Built-to-Rent Housing Remains an Intuitive Solution for Young Professionals

Rapid change is a constant in the real estate market, and it can be challenging to know which trends are going to withstand the test of time. One surefire way to determine whether a real estate movement is legitimate is by watching Wall Street activity. Lots of investors are looking at built-to-rent housing development.

Increases in investment and changing market conditions are creating the perfect environment for built-to-rent housing to explode over the next few years as it becomes a common stop on the journey to homeownership for many consumers. This trend really makes a lot of sense.

Between 2022 and 2024, investors are expected to put nearly $40 billion into new built-to-rent developments. As a result, production is forecasted to double — from 100,000 new homes per year to well over 200,000 new homes per year by 2024. Despite this rapid growth, there is still not nearly enough supply to meet the demand, which means there is still a prime investment opportunity.

Built-to-rent housing developments consist of single-family homes that are built to serve as rental units. These subdivisions are often found in the suburbs, and much like an apartment building, they are managed and maintained by a property management group.
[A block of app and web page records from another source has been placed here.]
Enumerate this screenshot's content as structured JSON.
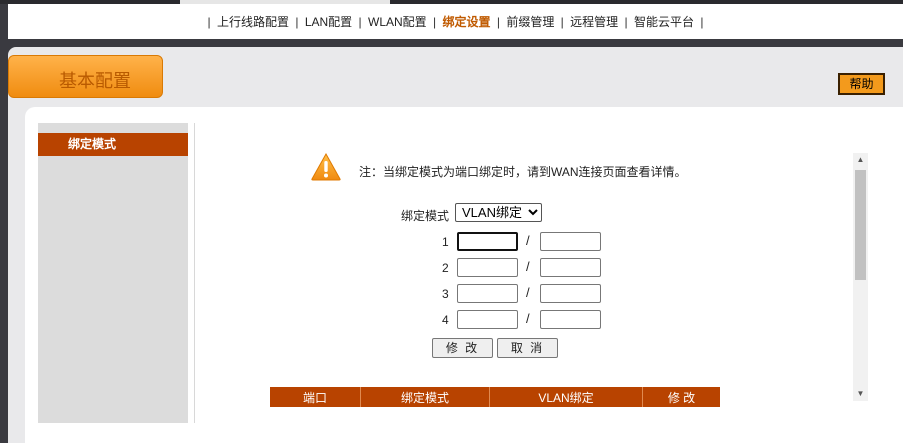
{
  "nav": {
    "items": [
      {
        "label": "上行线路配置",
        "active": false
      },
      {
        "label": "LAN配置",
        "active": false
      },
      {
        "label": "WLAN配置",
        "active": false
      },
      {
        "label": "绑定设置",
        "active": true
      },
      {
        "label": "前缀管理",
        "active": false
      },
      {
        "label": "远程管理",
        "active": false
      },
      {
        "label": "智能云平台",
        "active": false
      }
    ],
    "separator": "|"
  },
  "section": {
    "title": "基本配置"
  },
  "help": {
    "label": "帮助"
  },
  "sidebar": {
    "items": [
      {
        "label": "绑定模式"
      }
    ]
  },
  "note": {
    "text": "注：当绑定模式为端口绑定时，请到WAN连接页面查看详情。"
  },
  "form": {
    "mode_label": "绑定模式",
    "mode_value": "VLAN绑定",
    "rows": [
      {
        "num": "1",
        "left": "",
        "right": ""
      },
      {
        "num": "2",
        "left": "",
        "right": ""
      },
      {
        "num": "3",
        "left": "",
        "right": ""
      },
      {
        "num": "4",
        "left": "",
        "right": ""
      }
    ],
    "slash": "/",
    "modify_label": "修 改",
    "cancel_label": "取 消"
  },
  "table": {
    "headers": [
      "端口",
      "绑定模式",
      "VLAN绑定",
      "修 改"
    ]
  },
  "colors": {
    "accent": "#b84300",
    "tab_orange": "#f39a1c"
  }
}
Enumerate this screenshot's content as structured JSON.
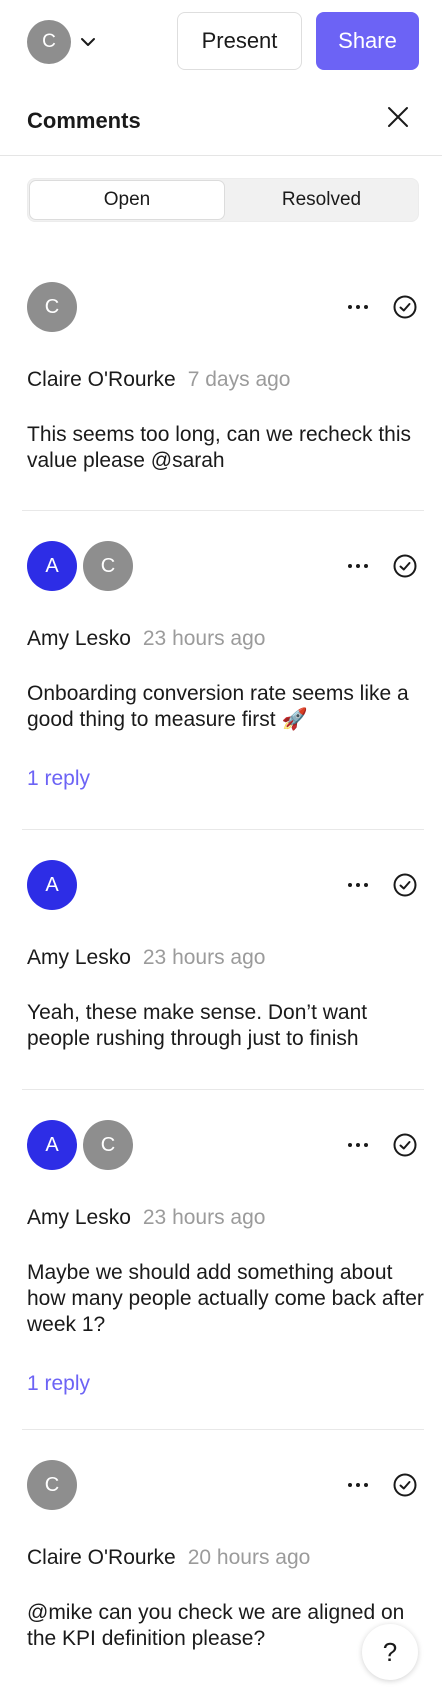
{
  "topbar": {
    "user_initial": "C",
    "present_label": "Present",
    "share_label": "Share",
    "accent": "#6c63f5"
  },
  "panel": {
    "title": "Comments",
    "tabs": [
      {
        "label": "Open",
        "active": true
      },
      {
        "label": "Resolved",
        "active": false
      }
    ]
  },
  "comments": [
    {
      "avatars": [
        {
          "initial": "C",
          "color": "#8e8e8e"
        }
      ],
      "author": "Claire O'Rourke",
      "time": "7 days ago",
      "text": "This seems too long, can we recheck this value please @sarah",
      "replies": ""
    },
    {
      "avatars": [
        {
          "initial": "A",
          "color": "#2d2de6"
        },
        {
          "initial": "C",
          "color": "#8e8e8e"
        }
      ],
      "author": "Amy Lesko",
      "time": "23 hours ago",
      "text": "Onboarding conversion rate seems like a good thing to measure first 🚀",
      "replies": "1 reply"
    },
    {
      "avatars": [
        {
          "initial": "A",
          "color": "#2d2de6"
        }
      ],
      "author": "Amy Lesko",
      "time": "23 hours ago",
      "text": "Yeah, these make sense. Don’t want people rushing through just to finish",
      "replies": ""
    },
    {
      "avatars": [
        {
          "initial": "A",
          "color": "#2d2de6"
        },
        {
          "initial": "C",
          "color": "#8e8e8e"
        }
      ],
      "author": "Amy Lesko",
      "time": "23 hours ago",
      "text": "Maybe we should add something about how many people actually come back after week 1?",
      "replies": "1 reply"
    },
    {
      "avatars": [
        {
          "initial": "C",
          "color": "#8e8e8e"
        }
      ],
      "author": "Claire O'Rourke",
      "time": "20 hours ago",
      "text": "@mike can you check we are aligned on the KPI definition please?",
      "replies": ""
    }
  ],
  "help": {
    "label": "?"
  }
}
Many include landscaping services, so you can enjoy a yard without worrying about maintenance. Some plans also include amenities such as centralized fitness centers and swimming pools. 

The concept is ideal for young professionals who are ready for more space but are struggling with the affordability of homeownership in today’s market — a problem that is unlikely to resolve any time in the next 5 years.

These affordability challenges are what are really fueling demand and growth in the built-to-rent market. As home prices continue to see unprecedented growth and inflation continues to weigh on household incomes, it’s becoming increasingly difficult for Millennials to fund home purchases during the prime family-building years.

As this population is desperately seeking more space, a nice backyard, a good school district, and a suburban lifestyle, many are still swimming in student loan debt. Despite recent record wage growth, income still drastically trails year-over-year increases in home values. As a result, renting remains the only option for so many. However, they want to rent in those areas with quality school districts, nice restaurants, recreation options, and entertainment. 

This is where built-to-rent housing adds tremendous value, and where developers and investors should pay attention. This solution truly meets the needs of the Millennial population as they begin to migrate away from the urban centers in search of security, stability, and community. 

It also seems increasingly likely that Millennials with stable incomes will be more willing to pay 20% over the market price for a brand-new home rental as opposed to funding a new home purchase. Built-to-rent housing is also much more suited to long-term renters, so the turnover rate is likely to be much smaller than a traditional apartment unit. Not to mention rental demand is incredibly high and rental vacancies are at a 25-year low.

Homebuyers between the ages of 25 and 40 are in for a few years of macroeconomic volatility and Pandemic-induced market conditions have exacerbated the affordability crisis in America. These factors will continue to challenge the traditional path to homeownership by creating the need for an additional stepping-stone that offers consumers the space and amenities they need to grow and thrive, while they continue to save for a new property.

The demand for built-to-rent housing isn’t going to slow down anytime soon.